■ Work task
Count the lines below that contain the word "JSON" and give only that number.
──────── Record extracts
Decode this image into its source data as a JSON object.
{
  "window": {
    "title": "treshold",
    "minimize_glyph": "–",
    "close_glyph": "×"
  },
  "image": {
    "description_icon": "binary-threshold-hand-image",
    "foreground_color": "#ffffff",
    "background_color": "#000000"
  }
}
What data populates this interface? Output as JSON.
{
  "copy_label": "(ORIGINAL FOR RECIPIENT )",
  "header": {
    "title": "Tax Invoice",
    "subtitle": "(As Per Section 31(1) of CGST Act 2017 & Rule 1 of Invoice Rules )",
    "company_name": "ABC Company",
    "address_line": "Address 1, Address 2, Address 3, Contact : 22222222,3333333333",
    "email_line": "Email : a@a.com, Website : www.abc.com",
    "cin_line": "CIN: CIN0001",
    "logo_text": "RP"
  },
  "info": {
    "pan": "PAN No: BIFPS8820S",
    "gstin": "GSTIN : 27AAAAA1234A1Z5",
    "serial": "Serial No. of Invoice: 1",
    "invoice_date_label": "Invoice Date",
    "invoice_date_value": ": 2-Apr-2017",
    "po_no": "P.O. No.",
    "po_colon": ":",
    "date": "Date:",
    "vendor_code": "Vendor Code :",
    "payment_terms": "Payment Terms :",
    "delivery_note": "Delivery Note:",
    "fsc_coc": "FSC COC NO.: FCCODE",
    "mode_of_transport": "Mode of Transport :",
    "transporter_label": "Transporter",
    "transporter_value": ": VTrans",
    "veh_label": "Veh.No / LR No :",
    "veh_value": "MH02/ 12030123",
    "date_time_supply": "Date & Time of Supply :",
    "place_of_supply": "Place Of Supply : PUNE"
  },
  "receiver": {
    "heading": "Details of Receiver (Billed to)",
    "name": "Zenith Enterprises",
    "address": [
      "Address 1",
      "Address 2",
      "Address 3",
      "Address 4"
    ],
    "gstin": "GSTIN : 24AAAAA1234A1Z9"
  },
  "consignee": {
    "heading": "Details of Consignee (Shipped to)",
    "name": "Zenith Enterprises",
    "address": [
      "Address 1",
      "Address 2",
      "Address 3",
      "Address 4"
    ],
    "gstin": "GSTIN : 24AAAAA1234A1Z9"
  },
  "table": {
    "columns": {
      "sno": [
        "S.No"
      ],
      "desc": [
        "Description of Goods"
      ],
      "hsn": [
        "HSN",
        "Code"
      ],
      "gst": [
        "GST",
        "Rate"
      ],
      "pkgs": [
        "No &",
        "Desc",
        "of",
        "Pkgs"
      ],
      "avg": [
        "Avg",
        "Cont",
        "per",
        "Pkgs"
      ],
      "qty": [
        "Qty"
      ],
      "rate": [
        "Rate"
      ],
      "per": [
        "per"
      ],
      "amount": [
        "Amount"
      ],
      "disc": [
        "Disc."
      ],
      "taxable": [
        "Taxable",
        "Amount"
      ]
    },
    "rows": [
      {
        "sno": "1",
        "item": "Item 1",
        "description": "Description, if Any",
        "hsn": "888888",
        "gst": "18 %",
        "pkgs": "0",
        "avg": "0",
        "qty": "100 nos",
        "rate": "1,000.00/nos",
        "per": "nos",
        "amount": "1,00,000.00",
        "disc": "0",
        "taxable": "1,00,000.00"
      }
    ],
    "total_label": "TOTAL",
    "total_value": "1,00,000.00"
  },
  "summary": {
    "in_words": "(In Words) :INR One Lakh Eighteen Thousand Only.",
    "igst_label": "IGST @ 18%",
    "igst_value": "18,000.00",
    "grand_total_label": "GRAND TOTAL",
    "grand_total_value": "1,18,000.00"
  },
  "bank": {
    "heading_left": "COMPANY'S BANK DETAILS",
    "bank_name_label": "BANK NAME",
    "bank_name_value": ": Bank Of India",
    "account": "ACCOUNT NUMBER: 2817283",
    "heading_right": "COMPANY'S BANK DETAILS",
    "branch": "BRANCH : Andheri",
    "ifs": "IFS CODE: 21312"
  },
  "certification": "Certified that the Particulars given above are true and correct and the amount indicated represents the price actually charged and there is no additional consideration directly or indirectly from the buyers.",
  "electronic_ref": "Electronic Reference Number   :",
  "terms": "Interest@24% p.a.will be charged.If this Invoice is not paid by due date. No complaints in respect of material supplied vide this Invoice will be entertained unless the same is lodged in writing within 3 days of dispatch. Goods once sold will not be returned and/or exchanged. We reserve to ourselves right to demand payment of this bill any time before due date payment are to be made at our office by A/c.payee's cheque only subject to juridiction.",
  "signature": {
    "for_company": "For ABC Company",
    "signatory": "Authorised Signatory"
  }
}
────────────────
■ Written reply
2